Items listed in a dataset
++++
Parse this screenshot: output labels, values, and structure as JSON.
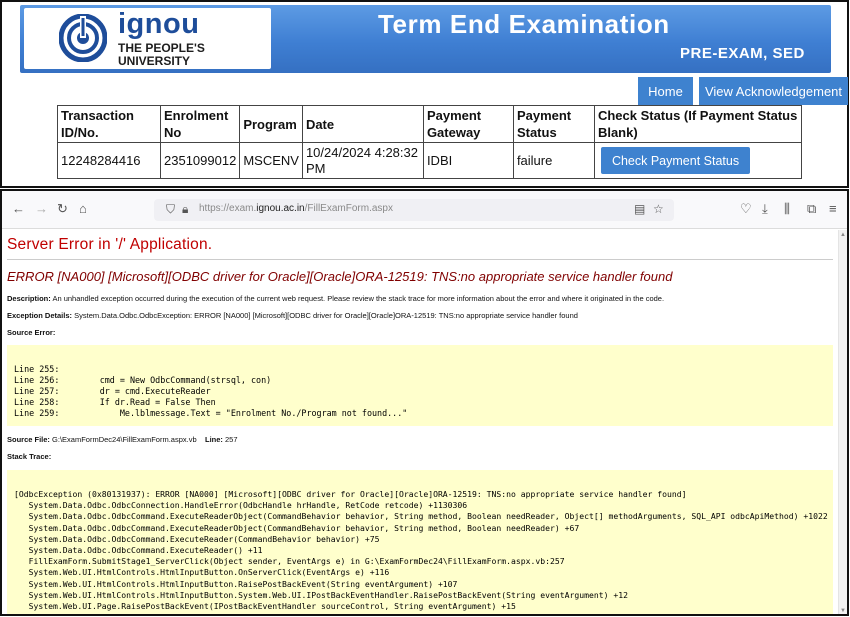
{
  "banner": {
    "logo_word": "ignou",
    "logo_line1": "THE PEOPLE'S",
    "logo_line2": "UNIVERSITY",
    "title": "Term End Examination",
    "subtitle": "PRE-EXAM, SED",
    "color": "#3f7fd3"
  },
  "nav": {
    "home": "Home",
    "view_ack": "View Acknowledgement"
  },
  "table": {
    "headers": [
      "Transaction ID/No.",
      "Enrolment No",
      "Program",
      "Date",
      "Payment Gateway",
      "Payment Status",
      "Check Status (If Payment Status Blank)"
    ],
    "row": {
      "transaction_id": "12248284416",
      "enrolment_no": "2351099012",
      "program": "MSCENV",
      "date": "10/24/2024 4:28:32 PM",
      "gateway": "IDBI",
      "status": "failure",
      "button": "Check Payment Status"
    }
  },
  "browser": {
    "url_prefix": "https://exam.",
    "url_domain": "ignou.ac.in",
    "url_path": "/FillExamForm.aspx",
    "icons": [
      "back-icon",
      "forward-icon",
      "reload-icon",
      "home-icon",
      "shield-icon",
      "lock-icon",
      "reader-view-icon",
      "star-icon",
      "pocket-icon",
      "download-icon",
      "library-icon",
      "extensions-icon",
      "menu-icon"
    ]
  },
  "error": {
    "heading": "Server Error in '/' Application.",
    "message": "ERROR [NA000] [Microsoft][ODBC driver for Oracle][Oracle]ORA-12519: TNS:no appropriate service handler found",
    "description_label": "Description:",
    "description": "An unhandled exception occurred during the execution of the current web request. Please review the stack trace for more information about the error and where it originated in the code.",
    "exception_label": "Exception Details:",
    "exception": "System.Data.Odbc.OdbcException: ERROR [NA000] [Microsoft][ODBC driver for Oracle][Oracle]ORA-12519: TNS:no appropriate service handler found",
    "source_error_label": "Source Error:",
    "source_lines": [
      {
        "text": "Line 255:",
        "highlight": false
      },
      {
        "text": "Line 256:        cmd = New OdbcCommand(strsql, con)",
        "highlight": false
      },
      {
        "text": "Line 257:        dr = cmd.ExecuteReader",
        "highlight": true
      },
      {
        "text": "Line 258:        If dr.Read = False Then",
        "highlight": false
      },
      {
        "text": "Line 259:            Me.lblmessage.Text = \"Enrolment No./Program not found...\"",
        "highlight": false
      }
    ],
    "source_file_label": "Source File:",
    "source_file": "G:\\ExamFormDec24\\FillExamForm.aspx.vb",
    "line_label": "Line:",
    "line_no": "257",
    "stack_label": "Stack Trace:",
    "stack": [
      "[OdbcException (0x80131937): ERROR [NA000] [Microsoft][ODBC driver for Oracle][Oracle]ORA-12519: TNS:no appropriate service handler found]",
      "   System.Data.Odbc.OdbcConnection.HandleError(OdbcHandle hrHandle, RetCode retcode) +1130306",
      "   System.Data.Odbc.OdbcCommand.ExecuteReaderObject(CommandBehavior behavior, String method, Boolean needReader, Object[] methodArguments, SQL_API odbcApiMethod) +1022",
      "   System.Data.Odbc.OdbcCommand.ExecuteReaderObject(CommandBehavior behavior, String method, Boolean needReader) +67",
      "   System.Data.Odbc.OdbcCommand.ExecuteReader(CommandBehavior behavior) +75",
      "   System.Data.Odbc.OdbcCommand.ExecuteReader() +11",
      "   FillExamForm.SubmitStage1_ServerClick(Object sender, EventArgs e) in G:\\ExamFormDec24\\FillExamForm.aspx.vb:257",
      "   System.Web.UI.HtmlControls.HtmlInputButton.OnServerClick(EventArgs e) +116",
      "   System.Web.UI.HtmlControls.HtmlInputButton.RaisePostBackEvent(String eventArgument) +107",
      "   System.Web.UI.HtmlControls.HtmlInputButton.System.Web.UI.IPostBackEventHandler.RaisePostBackEvent(String eventArgument) +12",
      "   System.Web.UI.Page.RaisePostBackEvent(IPostBackEventHandler sourceControl, String eventArgument) +15"
    ]
  }
}
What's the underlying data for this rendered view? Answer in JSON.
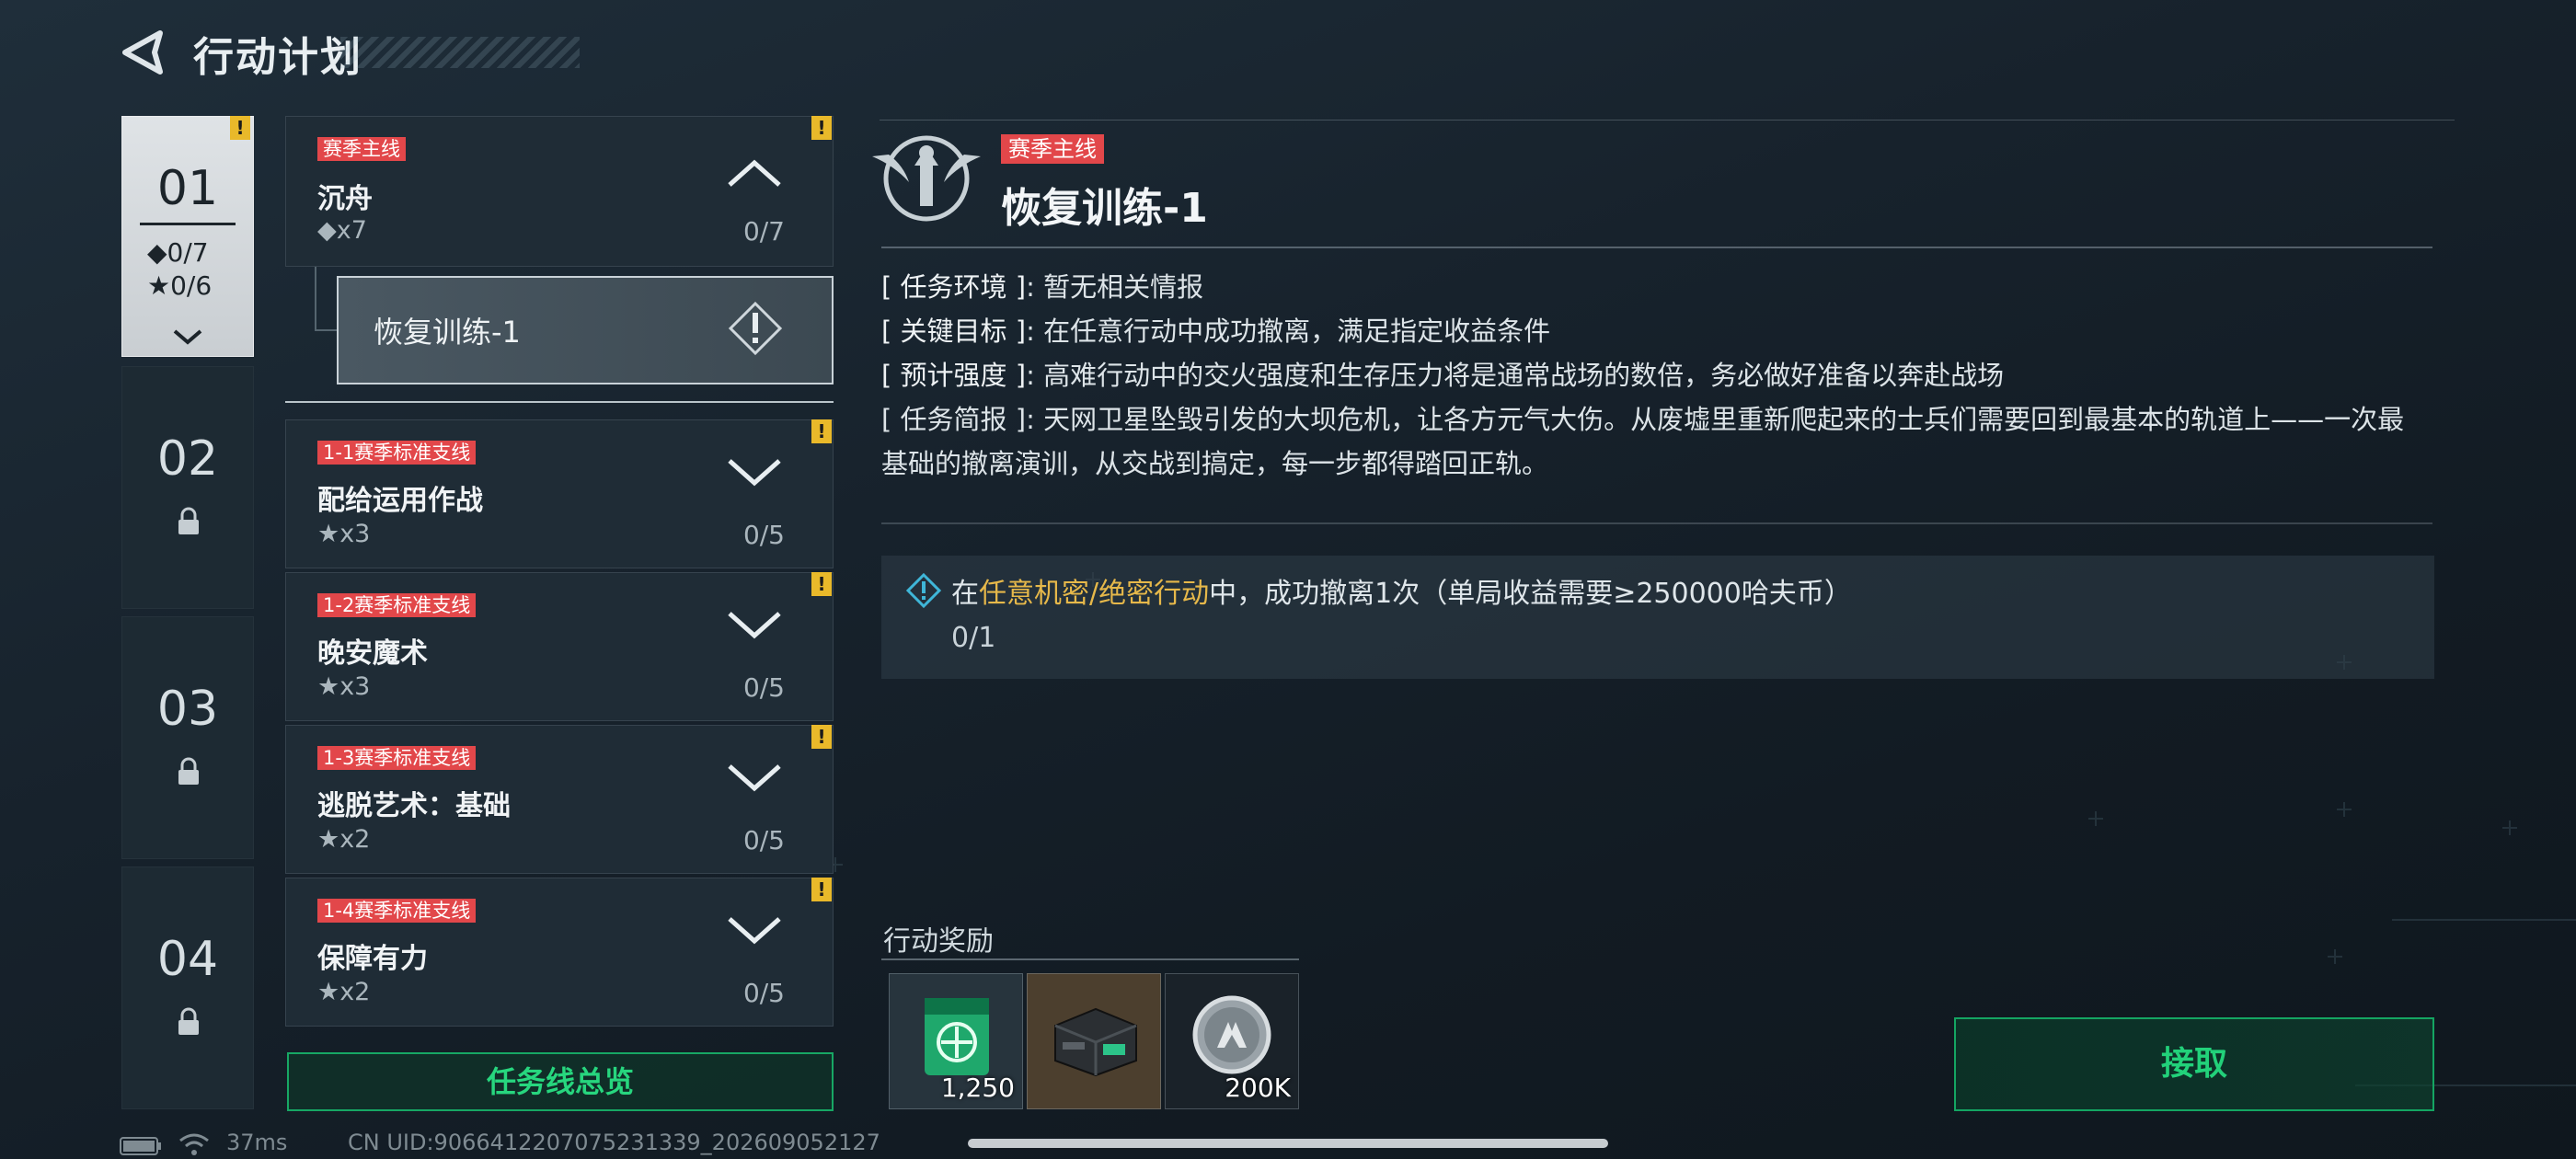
{
  "header": {
    "title": "行动计划"
  },
  "chapters": [
    {
      "number": "01",
      "diamond_progress": "◆0/7",
      "star_progress": "★0/6",
      "selected": true
    },
    {
      "number": "02",
      "locked": true
    },
    {
      "number": "03",
      "locked": true
    },
    {
      "number": "04",
      "locked": true
    }
  ],
  "quests": [
    {
      "tag": "赛季主线",
      "name": "沉舟",
      "count": "◆x7",
      "progress": "0/7",
      "expanded": true
    },
    {
      "tag": "1-1赛季标准支线",
      "name": "配给运用作战",
      "count": "★x3",
      "progress": "0/5"
    },
    {
      "tag": "1-2赛季标准支线",
      "name": "晚安魔术",
      "count": "★x3",
      "progress": "0/5"
    },
    {
      "tag": "1-3赛季标准支线",
      "name": "逃脱艺术：基础",
      "count": "★x2",
      "progress": "0/5"
    },
    {
      "tag": "1-4赛季标准支线",
      "name": "保障有力",
      "count": "★x2",
      "progress": "0/5"
    }
  ],
  "sub_quest": {
    "label": "恢复训练-1"
  },
  "overview_button": "任务线总览",
  "detail": {
    "tag": "赛季主线",
    "title": "恢复训练-1",
    "environment": {
      "key": "[ 任务环境 ]",
      "value": ": 暂无相关情报"
    },
    "goal": {
      "key": "[ 关键目标 ]",
      "value": ": 在任意行动中成功撤离，满足指定收益条件"
    },
    "intensity": {
      "key": "[ 预计强度 ]",
      "value": ": 高难行动中的交火强度和生存压力将是通常战场的数倍，务必做好准备以奔赴战场"
    },
    "brief": {
      "key": "[ 任务简报 ]",
      "value": ": 天网卫星坠毁引发的大坝危机，让各方元气大伤。从废墟里重新爬起来的士兵们需要回到最基本的轨道上——一次最基础的撤离演训，从交战到搞定，每一步都得踏回正轨。"
    },
    "objective": {
      "prefix": "在",
      "highlight": "任意机密/绝密行动",
      "suffix": "中，成功撤离1次（单局收益需要≥250000哈夫币）",
      "progress": "0/1"
    }
  },
  "rewards": {
    "label": "行动奖励",
    "items": [
      {
        "icon": "exp-card-icon",
        "count": "1,250"
      },
      {
        "icon": "equipment-case-icon",
        "count": ""
      },
      {
        "icon": "haf-coin-icon",
        "count": "200K"
      }
    ]
  },
  "claim_button": "接取",
  "status": {
    "ping": "37ms",
    "uid": "CN UID:9066412207075231339_202609052127"
  },
  "colors": {
    "tag_red": "#e2474a",
    "accent_green": "#22d17a",
    "alert_yellow": "#e9b92a",
    "highlight_gold": "#e6b84a"
  }
}
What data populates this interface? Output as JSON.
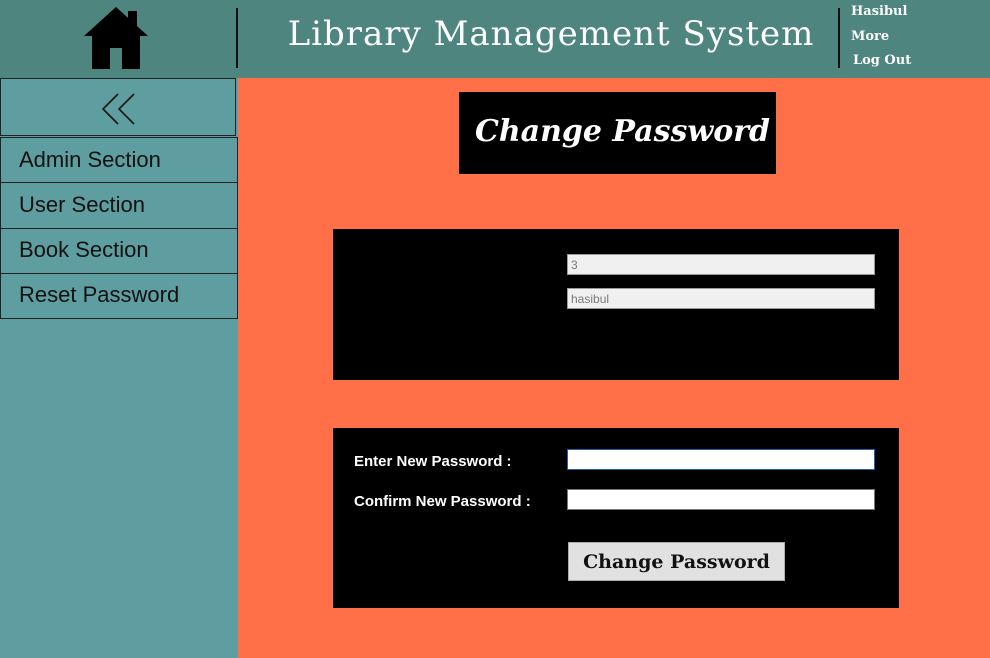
{
  "header": {
    "title": "Library Management System",
    "home_icon": "home-icon",
    "user": {
      "name": "Hasibul",
      "more": "More",
      "logout": "Log Out"
    }
  },
  "sidebar": {
    "collapse_icon": "double-chevron-left-icon",
    "items": [
      {
        "label": "Admin Section"
      },
      {
        "label": "User Section"
      },
      {
        "label": "Book Section"
      },
      {
        "label": "Reset Password"
      }
    ]
  },
  "main": {
    "page_title": "Change Password",
    "account": {
      "id_value": "3",
      "username_value": "hasibul"
    },
    "form": {
      "new_password_label": "Enter New Password :",
      "new_password_value": "",
      "confirm_password_label": "Confirm New Password :",
      "confirm_password_value": "",
      "submit_label": "Change Password"
    }
  },
  "colors": {
    "header_bg": "#4e857f",
    "sidebar_bg": "#5f9ea0",
    "main_bg": "#ff7049",
    "panel_bg": "#000000"
  }
}
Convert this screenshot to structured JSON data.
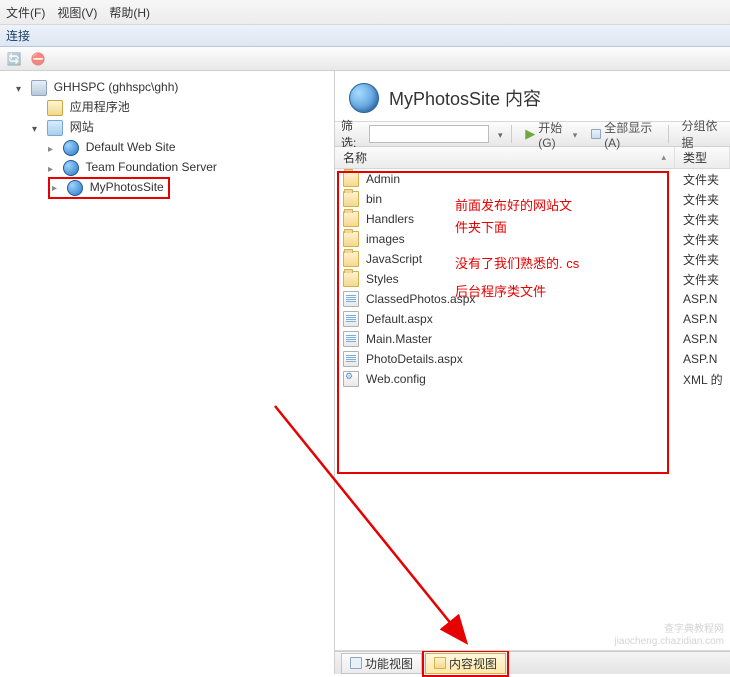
{
  "menu": {
    "file": "文件(F)",
    "view": "视图(V)",
    "help": "帮助(H)"
  },
  "panel": {
    "conn": "连接"
  },
  "tree": {
    "root": "GHHSPC (ghhspc\\ghh)",
    "pool": "应用程序池",
    "sites": "网站",
    "site1": "Default Web Site",
    "site2": "Team Foundation Server",
    "site3": "MyPhotosSite"
  },
  "content": {
    "title": "MyPhotosSite 内容",
    "filter_label": "筛选:",
    "start": "开始(G)",
    "showall": "全部显示(A)",
    "group": "分组依据",
    "col_name": "名称",
    "col_type": "类型",
    "files": [
      {
        "name": "Admin",
        "type": "文件夹",
        "icon": "folder"
      },
      {
        "name": "bin",
        "type": "文件夹",
        "icon": "folder"
      },
      {
        "name": "Handlers",
        "type": "文件夹",
        "icon": "folder"
      },
      {
        "name": "images",
        "type": "文件夹",
        "icon": "folder"
      },
      {
        "name": "JavaScript",
        "type": "文件夹",
        "icon": "folder"
      },
      {
        "name": "Styles",
        "type": "文件夹",
        "icon": "folder"
      },
      {
        "name": "ClassedPhotos.aspx",
        "type": "ASP.N",
        "icon": "aspx"
      },
      {
        "name": "Default.aspx",
        "type": "ASP.N",
        "icon": "aspx"
      },
      {
        "name": "Main.Master",
        "type": "ASP.N",
        "icon": "aspx"
      },
      {
        "name": "PhotoDetails.aspx",
        "type": "ASP.N",
        "icon": "aspx"
      },
      {
        "name": "Web.config",
        "type": "XML 的",
        "icon": "config"
      }
    ]
  },
  "annotations": {
    "line1": "前面发布好的网站文",
    "line2": "件夹下面",
    "line3": "没有了我们熟悉的. cs",
    "line4": "后台程序类文件"
  },
  "tabs": {
    "features": "功能视图",
    "content": "内容视图"
  },
  "watermark": {
    "line1": "查字典教程网",
    "line2": "jiaocheng.chazidian.com"
  }
}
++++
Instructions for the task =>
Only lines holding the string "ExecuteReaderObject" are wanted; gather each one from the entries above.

Solution to the problem =>
      "   System.Data.Odbc.OdbcCommand.ExecuteReaderObject(CommandBehavior behavior, String method, Boolean needReader, Object[] methodArguments, SQL_API odbcApiMethod) +1022",
      "   System.Data.Odbc.OdbcCommand.ExecuteReaderObject(CommandBehavior behavior, String method, Boolean needReader) +67",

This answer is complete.